Goal of the exercise :: Every line below that has the word "Ports" counts once; report how many lines that makes, with no other words.

Records from a collection:
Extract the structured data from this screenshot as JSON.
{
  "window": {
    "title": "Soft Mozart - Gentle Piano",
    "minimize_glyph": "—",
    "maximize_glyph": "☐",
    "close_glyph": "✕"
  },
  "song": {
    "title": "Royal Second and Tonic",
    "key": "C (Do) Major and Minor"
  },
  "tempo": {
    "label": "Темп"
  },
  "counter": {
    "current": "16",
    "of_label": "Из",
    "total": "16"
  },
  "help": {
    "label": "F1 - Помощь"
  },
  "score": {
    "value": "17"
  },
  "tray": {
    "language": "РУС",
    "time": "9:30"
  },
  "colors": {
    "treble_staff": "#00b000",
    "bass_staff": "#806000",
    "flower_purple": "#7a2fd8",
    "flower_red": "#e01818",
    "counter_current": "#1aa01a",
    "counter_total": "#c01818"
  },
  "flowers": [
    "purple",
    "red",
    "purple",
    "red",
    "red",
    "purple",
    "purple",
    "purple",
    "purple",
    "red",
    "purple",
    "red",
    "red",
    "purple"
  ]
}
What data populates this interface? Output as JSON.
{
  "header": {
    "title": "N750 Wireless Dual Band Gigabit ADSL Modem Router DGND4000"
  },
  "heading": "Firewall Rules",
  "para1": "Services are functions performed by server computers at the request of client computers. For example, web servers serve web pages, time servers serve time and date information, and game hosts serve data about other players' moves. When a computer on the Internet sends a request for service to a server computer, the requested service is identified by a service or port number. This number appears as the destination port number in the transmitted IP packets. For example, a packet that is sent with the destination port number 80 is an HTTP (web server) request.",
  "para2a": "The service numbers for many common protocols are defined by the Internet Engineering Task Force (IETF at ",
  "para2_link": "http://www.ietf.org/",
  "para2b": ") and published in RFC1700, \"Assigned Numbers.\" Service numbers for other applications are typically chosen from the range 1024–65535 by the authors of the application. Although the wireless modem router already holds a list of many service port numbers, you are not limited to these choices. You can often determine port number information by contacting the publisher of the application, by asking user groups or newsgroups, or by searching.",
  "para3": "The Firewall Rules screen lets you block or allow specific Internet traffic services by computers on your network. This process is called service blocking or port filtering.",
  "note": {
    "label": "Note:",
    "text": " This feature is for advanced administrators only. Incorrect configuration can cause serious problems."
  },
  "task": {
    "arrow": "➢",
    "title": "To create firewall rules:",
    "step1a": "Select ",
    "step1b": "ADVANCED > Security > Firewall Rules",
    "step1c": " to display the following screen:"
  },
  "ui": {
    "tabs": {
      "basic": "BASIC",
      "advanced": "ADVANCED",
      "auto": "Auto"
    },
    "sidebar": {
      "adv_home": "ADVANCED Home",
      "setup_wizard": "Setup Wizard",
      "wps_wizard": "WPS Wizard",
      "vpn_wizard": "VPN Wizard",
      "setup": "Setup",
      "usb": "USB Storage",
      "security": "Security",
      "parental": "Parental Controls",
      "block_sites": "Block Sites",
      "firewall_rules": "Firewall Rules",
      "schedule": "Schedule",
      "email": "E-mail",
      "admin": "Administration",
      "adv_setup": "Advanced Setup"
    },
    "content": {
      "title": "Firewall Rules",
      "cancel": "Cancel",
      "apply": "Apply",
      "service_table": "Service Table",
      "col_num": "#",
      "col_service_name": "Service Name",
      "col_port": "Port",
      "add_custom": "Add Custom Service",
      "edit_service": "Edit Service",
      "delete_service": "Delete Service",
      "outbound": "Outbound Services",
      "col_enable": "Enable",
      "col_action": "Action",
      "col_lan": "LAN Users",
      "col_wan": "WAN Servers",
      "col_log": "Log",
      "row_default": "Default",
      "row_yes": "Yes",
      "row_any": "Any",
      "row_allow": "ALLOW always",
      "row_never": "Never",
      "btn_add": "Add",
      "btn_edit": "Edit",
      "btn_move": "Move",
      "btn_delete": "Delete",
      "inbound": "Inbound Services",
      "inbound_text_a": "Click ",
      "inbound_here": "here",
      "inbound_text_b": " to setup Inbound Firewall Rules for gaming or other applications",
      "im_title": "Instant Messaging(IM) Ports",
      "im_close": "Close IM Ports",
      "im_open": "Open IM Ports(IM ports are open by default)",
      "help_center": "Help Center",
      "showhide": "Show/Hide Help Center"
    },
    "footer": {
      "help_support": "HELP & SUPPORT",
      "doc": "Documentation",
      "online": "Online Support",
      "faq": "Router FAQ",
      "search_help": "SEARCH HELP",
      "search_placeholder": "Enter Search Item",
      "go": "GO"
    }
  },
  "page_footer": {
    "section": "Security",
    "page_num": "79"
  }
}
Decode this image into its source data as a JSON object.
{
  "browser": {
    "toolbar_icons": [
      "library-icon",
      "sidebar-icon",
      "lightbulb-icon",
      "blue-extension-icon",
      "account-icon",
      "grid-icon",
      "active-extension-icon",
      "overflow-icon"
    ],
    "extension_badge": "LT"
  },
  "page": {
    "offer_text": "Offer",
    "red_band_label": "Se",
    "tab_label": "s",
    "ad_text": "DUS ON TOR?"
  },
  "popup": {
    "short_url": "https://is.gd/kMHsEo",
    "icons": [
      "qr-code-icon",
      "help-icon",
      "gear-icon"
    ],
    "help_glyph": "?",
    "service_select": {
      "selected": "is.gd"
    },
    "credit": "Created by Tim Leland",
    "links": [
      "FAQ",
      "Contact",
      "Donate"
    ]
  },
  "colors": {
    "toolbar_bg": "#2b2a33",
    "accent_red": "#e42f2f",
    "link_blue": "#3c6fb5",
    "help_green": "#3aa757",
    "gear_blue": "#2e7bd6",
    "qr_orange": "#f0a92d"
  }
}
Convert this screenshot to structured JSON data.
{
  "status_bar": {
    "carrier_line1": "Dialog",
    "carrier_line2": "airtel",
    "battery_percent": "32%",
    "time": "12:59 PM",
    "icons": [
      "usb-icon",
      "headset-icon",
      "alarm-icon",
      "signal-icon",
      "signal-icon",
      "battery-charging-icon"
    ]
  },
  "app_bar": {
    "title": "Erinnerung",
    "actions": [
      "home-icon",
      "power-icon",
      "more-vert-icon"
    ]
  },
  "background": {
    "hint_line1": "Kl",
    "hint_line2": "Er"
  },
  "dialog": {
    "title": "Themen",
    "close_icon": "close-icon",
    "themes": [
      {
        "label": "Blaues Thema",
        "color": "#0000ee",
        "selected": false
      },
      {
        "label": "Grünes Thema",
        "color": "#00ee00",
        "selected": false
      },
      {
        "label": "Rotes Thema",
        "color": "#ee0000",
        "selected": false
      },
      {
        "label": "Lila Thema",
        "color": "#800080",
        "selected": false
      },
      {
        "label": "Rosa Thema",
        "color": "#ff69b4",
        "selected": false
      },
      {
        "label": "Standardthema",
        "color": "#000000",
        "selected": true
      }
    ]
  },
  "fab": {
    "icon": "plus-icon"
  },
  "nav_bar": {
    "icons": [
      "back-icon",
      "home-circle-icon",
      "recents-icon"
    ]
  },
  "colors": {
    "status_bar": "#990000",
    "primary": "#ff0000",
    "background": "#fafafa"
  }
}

Task answer :: 3